* **WHAT TO DO**: Go over the entries below line by line, copying each one that contains the word "Calibration".

* **RECORDS SHOWN**:

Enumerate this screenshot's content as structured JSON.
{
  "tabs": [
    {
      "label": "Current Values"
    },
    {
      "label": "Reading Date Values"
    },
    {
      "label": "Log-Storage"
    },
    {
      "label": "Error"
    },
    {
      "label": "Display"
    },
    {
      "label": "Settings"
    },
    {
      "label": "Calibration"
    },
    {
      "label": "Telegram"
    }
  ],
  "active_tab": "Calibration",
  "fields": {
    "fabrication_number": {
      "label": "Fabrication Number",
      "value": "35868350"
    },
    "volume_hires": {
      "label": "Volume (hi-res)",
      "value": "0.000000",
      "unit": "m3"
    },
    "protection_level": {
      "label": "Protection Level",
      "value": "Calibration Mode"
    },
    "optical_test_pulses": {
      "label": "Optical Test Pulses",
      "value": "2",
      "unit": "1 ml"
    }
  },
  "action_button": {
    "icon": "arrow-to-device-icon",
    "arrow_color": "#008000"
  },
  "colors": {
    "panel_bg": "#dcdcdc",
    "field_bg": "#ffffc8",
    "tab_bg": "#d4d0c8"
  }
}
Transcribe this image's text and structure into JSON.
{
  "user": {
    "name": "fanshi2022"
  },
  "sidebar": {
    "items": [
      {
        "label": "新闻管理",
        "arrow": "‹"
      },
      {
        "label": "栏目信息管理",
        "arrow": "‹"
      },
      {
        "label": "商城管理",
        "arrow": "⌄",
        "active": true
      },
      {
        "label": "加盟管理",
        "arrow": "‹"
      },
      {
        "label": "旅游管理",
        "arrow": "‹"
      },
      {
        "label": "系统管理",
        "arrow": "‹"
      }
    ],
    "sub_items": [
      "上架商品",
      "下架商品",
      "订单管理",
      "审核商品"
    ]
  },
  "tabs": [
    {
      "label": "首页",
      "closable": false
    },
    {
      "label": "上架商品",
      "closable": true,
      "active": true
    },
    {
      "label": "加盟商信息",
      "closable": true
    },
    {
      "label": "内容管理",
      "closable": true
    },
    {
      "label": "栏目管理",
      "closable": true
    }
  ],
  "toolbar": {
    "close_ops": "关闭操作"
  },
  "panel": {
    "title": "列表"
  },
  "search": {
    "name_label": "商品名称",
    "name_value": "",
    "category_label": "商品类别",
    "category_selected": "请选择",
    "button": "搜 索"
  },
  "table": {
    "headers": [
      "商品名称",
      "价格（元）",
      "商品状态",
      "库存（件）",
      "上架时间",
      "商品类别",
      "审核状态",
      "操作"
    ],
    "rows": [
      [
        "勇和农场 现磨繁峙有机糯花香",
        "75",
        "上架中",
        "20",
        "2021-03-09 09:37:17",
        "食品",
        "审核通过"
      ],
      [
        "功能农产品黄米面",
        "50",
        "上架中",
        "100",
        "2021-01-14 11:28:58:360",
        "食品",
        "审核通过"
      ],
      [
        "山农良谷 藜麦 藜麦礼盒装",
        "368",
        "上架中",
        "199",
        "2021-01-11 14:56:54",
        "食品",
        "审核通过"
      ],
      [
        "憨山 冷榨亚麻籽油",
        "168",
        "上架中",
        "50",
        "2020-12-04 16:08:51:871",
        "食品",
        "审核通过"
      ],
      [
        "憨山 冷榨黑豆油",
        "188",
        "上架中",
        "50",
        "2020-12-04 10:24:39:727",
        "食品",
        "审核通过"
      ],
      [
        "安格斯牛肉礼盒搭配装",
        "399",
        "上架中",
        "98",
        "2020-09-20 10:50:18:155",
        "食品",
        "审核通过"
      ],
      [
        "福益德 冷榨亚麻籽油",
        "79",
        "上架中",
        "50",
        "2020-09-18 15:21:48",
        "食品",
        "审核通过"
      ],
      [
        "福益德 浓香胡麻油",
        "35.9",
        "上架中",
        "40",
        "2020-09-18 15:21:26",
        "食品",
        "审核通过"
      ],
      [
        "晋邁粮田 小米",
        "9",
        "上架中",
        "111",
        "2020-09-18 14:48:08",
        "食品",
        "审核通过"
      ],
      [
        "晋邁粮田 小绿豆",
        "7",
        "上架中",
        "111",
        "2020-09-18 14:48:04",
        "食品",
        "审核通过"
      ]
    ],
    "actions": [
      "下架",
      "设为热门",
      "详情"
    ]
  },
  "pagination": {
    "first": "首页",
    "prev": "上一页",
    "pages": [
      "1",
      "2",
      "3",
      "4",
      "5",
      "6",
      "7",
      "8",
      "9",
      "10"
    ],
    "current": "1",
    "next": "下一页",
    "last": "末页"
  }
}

* **TASK OUTPUT**:
      "label": "Calibration"
  "active_tab": "Calibration",
      "value": "Calibration Mode"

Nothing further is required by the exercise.